(Stored entries)

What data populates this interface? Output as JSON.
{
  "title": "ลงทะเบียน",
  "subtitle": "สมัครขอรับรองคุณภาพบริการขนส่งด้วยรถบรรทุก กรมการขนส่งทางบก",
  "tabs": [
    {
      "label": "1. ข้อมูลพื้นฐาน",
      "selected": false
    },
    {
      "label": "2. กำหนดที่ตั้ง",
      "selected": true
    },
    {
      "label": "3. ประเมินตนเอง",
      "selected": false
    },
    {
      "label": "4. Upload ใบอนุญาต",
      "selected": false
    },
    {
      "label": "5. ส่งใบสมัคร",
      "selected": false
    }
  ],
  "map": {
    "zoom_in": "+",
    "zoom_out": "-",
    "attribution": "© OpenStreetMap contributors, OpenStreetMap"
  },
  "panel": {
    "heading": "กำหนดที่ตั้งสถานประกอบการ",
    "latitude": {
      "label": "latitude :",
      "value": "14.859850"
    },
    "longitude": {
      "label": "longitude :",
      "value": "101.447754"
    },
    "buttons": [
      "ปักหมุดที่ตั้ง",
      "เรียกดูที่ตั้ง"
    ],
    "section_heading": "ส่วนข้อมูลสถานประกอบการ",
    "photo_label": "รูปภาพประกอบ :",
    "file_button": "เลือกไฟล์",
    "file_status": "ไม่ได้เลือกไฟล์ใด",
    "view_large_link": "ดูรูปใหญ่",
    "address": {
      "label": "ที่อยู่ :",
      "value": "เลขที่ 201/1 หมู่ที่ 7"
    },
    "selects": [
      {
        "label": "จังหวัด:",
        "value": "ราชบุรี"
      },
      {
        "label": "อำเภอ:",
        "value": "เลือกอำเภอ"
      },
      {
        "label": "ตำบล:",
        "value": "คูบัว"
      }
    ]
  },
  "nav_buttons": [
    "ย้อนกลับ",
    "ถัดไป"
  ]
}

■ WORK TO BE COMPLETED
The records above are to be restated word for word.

■ ANSWER FOR THE TASK
What data populates this interface? Output as JSON.
{
  "title": "ลงทะเบียน",
  "subtitle": "สมัครขอรับรองคุณภาพบริการขนส่งด้วยรถบรรทุก กรมการขนส่งทางบก",
  "tabs": [
    {
      "label": "1. ข้อมูลพื้นฐาน",
      "selected": false
    },
    {
      "label": "2. กำหนดที่ตั้ง",
      "selected": true
    },
    {
      "label": "3. ประเมินตนเอง",
      "selected": false
    },
    {
      "label": "4. Upload ใบอนุญาต",
      "selected": false
    },
    {
      "label": "5. ส่งใบสมัคร",
      "selected": false
    }
  ],
  "map": {
    "zoom_in": "+",
    "zoom_out": "-",
    "attribution": "© OpenStreetMap contributors, OpenStreetMap"
  },
  "panel": {
    "heading": "กำหนดที่ตั้งสถานประกอบการ",
    "latitude": {
      "label": "latitude :",
      "value": "14.859850"
    },
    "longitude": {
      "label": "longitude :",
      "value": "101.447754"
    },
    "buttons": [
      "ปักหมุดที่ตั้ง",
      "เรียกดูที่ตั้ง"
    ],
    "section_heading": "ส่วนข้อมูลสถานประกอบการ",
    "photo_label": "รูปภาพประกอบ :",
    "file_button": "เลือกไฟล์",
    "file_status": "ไม่ได้เลือกไฟล์ใด",
    "view_large_link": "ดูรูปใหญ่",
    "address": {
      "label": "ที่อยู่ :",
      "value": "เลขที่ 201/1 หมู่ที่ 7"
    },
    "selects": [
      {
        "label": "จังหวัด:",
        "value": "ราชบุรี"
      },
      {
        "label": "อำเภอ:",
        "value": "เลือกอำเภอ"
      },
      {
        "label": "ตำบล:",
        "value": "คูบัว"
      }
    ]
  },
  "nav_buttons": [
    "ย้อนกลับ",
    "ถัดไป"
  ]
}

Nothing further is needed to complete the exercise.